» WHAT THIS TASK INVOLVES:
From the data that follows, copy every line holding the string "falls".

Segment Start: SOURCE RECORDS

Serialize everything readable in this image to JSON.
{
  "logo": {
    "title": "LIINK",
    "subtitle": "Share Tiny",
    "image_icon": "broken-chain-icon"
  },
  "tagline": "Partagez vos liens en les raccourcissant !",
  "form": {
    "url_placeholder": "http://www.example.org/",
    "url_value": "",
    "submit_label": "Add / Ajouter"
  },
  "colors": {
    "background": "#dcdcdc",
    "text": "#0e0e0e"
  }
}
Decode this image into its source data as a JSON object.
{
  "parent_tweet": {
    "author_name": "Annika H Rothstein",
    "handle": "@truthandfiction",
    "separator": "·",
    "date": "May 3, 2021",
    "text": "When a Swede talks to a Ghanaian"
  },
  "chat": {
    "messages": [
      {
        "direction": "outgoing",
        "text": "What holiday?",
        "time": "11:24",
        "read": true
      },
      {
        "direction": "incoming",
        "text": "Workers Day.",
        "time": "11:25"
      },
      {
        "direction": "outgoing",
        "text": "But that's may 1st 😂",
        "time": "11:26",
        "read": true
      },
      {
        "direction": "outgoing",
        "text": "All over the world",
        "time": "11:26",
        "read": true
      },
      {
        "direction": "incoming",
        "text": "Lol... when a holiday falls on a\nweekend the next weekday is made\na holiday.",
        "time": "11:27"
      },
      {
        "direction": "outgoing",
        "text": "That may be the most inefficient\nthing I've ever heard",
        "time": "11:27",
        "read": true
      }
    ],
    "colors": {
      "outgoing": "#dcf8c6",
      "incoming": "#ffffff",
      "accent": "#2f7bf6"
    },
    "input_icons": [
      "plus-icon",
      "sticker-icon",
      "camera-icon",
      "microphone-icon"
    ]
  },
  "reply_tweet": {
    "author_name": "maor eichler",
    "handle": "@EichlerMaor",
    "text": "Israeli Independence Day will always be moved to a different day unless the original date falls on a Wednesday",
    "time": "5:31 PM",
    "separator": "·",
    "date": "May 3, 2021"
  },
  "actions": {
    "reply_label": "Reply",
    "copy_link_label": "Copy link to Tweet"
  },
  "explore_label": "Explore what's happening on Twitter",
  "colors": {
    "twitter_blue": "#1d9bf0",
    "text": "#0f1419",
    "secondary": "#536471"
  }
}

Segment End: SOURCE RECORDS

» ANSWER SECTION:
        "text": "Lol... when a holiday falls on a\nweekend the next weekday is made\na holiday.",
    "text": "Israeli Independence Day will always be moved to a different day unless the original date falls on a Wednesday",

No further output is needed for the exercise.